“Imagine if you’re booking a flight on Southwest Airlines: You go through all the pricings and all the times, all the arrivals … you fill out all your information and put in your credit card, and then you get an email that says ‘We’ll get back to you,’” he said, by way of comparison.
Of course, that’s not how Southwest operates. But that’s how he sees today’s online scheduling platforms. For industries like HVAC, he believes there’s a ton of yet-untapped potential.
“Our software is more like how Southwest Airlines really works,” Mastio said. “Basically, an individual provider — think in terms of one of your HVAC guys — licenses the program from me.”
There’s a one-time setup fee, and then most of his customers choose the service priced at $200 per month. Once installed, the software allows contractors to put their services online, be it carpet cleaning or air duct cleaning. A customer can click through subcategories and select their options, each with a time stamp and a cost, and the software tallies the times and prices.
“When the customer clicks ‘schedule,’ they see the time slots when the company is free to do [for example] an hour and 42 minutes of work, and when they’re not,” Mastio explained. “And it also shows them when they’re in the area … so the consumer can choose one of those appointments and maybe save $5, $10.”
The customer can pick a time, like 1:48 p.m. to 3:13 p.m. Then, they fill out a service address, make a deposit, and the software processes the order and drops the deposit in a PayPal account — and it’s booked. There’s an automatic email to remind them of the appointment 24 hours in advance, and a drip email that can be scheduled for afterward: “How’d we do,” “Click here to give us a Google review,” or, in six months, a tuneup reminder.
Most HVAC contractors don’t use software this sophisticated — yet. But Mastio believes that day is coming quickly.
“I describe FittleBug as the cheapest employee you’ll ever hire,” he said. “It works with them 24 hours a day to do exactly what they want — allows you to process an order and take a security deposit, integrate with other programs [including ServiceTitan], follow up with reminders, and never asks for a raise, and never asks for health insurance.”
On the consumer side, things are already trending in that direction. In the health care field, a study by Accenture forecasts that by the end of 2019, nearly 66 percent of health care facilities in the U.S. will offer online appointment scheduling.
Mastio predicts that will carry over to industries like HVAC.
“The market’s going to force it,” he said. “The ‘We’ll be there sometime between 12 and 5’ isn’t going to cut it any more. They don’t want to take a half a day off to wait for you to [show up] … when you can go to the internet instead.

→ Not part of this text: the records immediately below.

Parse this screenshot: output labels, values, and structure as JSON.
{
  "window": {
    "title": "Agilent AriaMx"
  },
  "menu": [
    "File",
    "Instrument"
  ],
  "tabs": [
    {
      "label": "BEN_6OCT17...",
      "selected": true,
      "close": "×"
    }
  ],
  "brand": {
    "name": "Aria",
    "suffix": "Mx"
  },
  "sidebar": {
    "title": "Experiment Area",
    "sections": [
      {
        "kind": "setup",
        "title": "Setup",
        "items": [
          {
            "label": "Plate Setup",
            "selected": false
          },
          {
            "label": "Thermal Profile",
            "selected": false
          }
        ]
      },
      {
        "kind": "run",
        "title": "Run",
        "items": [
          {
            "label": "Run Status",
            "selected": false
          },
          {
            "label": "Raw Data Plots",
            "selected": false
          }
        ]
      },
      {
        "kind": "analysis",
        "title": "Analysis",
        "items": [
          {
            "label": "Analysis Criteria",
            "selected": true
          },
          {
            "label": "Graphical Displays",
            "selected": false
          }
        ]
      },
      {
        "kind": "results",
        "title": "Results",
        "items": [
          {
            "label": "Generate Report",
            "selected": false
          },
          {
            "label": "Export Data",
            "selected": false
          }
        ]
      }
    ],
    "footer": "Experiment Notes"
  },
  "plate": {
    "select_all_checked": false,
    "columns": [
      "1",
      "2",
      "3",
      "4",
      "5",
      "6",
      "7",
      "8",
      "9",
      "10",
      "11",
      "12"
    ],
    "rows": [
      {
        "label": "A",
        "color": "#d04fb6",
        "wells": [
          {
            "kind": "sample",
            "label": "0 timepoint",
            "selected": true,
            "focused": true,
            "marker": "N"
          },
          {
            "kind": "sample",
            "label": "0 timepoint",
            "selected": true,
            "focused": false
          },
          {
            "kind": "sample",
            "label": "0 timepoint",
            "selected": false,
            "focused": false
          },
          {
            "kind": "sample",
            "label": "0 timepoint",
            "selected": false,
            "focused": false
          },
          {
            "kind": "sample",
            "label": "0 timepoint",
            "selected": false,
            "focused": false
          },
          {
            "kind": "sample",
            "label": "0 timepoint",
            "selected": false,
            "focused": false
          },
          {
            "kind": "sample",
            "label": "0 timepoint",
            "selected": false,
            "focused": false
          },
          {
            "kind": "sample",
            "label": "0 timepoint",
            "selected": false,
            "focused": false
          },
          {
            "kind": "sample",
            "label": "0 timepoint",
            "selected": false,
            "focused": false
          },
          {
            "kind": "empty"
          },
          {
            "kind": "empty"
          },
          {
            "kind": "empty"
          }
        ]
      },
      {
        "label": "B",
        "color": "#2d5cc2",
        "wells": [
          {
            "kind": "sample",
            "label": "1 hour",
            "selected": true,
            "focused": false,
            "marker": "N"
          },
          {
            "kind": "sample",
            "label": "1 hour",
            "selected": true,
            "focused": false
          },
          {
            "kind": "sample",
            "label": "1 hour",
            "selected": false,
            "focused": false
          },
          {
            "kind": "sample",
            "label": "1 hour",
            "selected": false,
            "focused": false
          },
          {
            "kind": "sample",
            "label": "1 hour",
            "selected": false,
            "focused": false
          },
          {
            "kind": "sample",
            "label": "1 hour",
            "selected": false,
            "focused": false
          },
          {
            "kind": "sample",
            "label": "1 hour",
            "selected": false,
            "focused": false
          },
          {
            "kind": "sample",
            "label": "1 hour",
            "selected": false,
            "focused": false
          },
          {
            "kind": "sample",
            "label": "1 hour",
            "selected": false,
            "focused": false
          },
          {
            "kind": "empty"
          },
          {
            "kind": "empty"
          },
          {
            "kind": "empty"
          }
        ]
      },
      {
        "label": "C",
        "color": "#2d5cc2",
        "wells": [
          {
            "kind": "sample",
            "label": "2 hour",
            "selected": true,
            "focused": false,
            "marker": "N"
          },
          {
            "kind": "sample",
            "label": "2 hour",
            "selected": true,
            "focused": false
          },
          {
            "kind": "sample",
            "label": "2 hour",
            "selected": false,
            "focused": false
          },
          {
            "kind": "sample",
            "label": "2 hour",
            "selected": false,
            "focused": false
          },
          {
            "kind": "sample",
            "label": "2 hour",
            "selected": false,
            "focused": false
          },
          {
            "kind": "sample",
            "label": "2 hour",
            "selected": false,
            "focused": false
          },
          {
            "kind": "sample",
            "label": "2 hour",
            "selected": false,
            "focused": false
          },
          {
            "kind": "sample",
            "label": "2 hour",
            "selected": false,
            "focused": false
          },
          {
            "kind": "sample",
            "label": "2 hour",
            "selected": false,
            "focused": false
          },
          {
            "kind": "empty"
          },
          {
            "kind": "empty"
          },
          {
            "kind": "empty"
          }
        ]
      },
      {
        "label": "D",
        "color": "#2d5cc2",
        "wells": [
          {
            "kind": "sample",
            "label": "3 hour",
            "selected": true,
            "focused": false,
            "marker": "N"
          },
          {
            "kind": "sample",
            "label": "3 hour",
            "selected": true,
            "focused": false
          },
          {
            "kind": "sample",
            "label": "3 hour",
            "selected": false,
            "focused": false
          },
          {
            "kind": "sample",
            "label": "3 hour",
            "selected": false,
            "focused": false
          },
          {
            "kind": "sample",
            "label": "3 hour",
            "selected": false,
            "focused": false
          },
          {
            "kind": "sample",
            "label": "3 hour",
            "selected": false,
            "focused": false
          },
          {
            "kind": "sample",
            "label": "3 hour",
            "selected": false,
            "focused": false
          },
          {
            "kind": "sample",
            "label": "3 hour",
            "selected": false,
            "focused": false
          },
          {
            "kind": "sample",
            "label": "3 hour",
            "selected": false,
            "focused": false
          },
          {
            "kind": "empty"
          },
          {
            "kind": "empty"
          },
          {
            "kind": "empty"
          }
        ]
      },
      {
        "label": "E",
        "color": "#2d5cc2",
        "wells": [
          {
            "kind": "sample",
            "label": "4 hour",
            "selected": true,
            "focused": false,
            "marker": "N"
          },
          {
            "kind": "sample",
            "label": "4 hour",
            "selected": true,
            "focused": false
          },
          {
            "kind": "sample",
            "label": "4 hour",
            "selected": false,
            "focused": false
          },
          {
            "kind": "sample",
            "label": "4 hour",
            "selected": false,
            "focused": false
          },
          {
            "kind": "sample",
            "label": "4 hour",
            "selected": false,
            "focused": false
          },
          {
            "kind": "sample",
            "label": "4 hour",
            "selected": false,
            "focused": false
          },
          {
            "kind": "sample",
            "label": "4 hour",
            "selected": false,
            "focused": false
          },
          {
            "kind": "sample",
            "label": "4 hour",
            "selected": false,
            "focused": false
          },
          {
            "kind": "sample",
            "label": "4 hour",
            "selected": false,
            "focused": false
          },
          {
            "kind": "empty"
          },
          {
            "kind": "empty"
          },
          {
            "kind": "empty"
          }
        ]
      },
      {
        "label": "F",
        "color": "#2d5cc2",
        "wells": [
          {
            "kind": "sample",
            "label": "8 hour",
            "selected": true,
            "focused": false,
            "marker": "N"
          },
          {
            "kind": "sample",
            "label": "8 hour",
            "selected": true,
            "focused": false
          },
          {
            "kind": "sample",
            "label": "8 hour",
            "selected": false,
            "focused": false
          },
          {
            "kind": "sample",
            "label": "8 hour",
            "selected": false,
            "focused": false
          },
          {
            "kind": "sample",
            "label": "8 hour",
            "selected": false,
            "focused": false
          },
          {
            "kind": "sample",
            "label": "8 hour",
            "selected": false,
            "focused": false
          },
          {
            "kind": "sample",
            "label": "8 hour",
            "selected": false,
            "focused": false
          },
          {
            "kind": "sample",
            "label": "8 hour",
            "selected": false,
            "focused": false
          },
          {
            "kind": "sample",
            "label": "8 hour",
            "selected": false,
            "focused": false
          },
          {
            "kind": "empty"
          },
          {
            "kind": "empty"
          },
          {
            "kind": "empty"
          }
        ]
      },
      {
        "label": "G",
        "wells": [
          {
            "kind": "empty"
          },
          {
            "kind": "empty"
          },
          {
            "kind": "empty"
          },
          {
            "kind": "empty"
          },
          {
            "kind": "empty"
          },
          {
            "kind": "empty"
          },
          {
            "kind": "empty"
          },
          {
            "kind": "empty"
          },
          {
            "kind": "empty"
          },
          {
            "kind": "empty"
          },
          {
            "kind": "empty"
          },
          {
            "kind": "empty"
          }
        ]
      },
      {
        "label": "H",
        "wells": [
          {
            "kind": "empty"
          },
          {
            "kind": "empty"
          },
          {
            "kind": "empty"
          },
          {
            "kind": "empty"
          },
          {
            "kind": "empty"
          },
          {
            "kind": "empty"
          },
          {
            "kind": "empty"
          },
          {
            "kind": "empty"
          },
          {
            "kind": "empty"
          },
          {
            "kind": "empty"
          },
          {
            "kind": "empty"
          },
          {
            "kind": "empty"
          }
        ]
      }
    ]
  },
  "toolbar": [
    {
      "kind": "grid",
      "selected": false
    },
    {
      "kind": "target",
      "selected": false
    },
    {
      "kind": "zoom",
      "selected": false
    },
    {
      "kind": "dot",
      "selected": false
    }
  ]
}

And in one click, you can lose all that loyalty you’ve built up with that person.”
Mastio added a note of caution: As with any new service, online scheduling isn’t a silver bullet on its own, and it certainly won’t help unless people know they have that option.
“Here’s the thing: People think that this technology, which is kind of cool, is a divining rod, and as soon as they have it, everyone’s going to flock to it,” he said.
That’s not the way it works: To get the payback, you have to market the service in the first place.
“The most important thing to tell people is, if they’ve loved you the last five, 10 years that you’ve spent eight hours a day playing telephone tag … now they can love you 24/7,” he said. “If you don’t tell people you have FittleBug and they can book [appointments] themselves, you have the greatest billboard in the middle of a desert.”
Publication date: 10/15/2018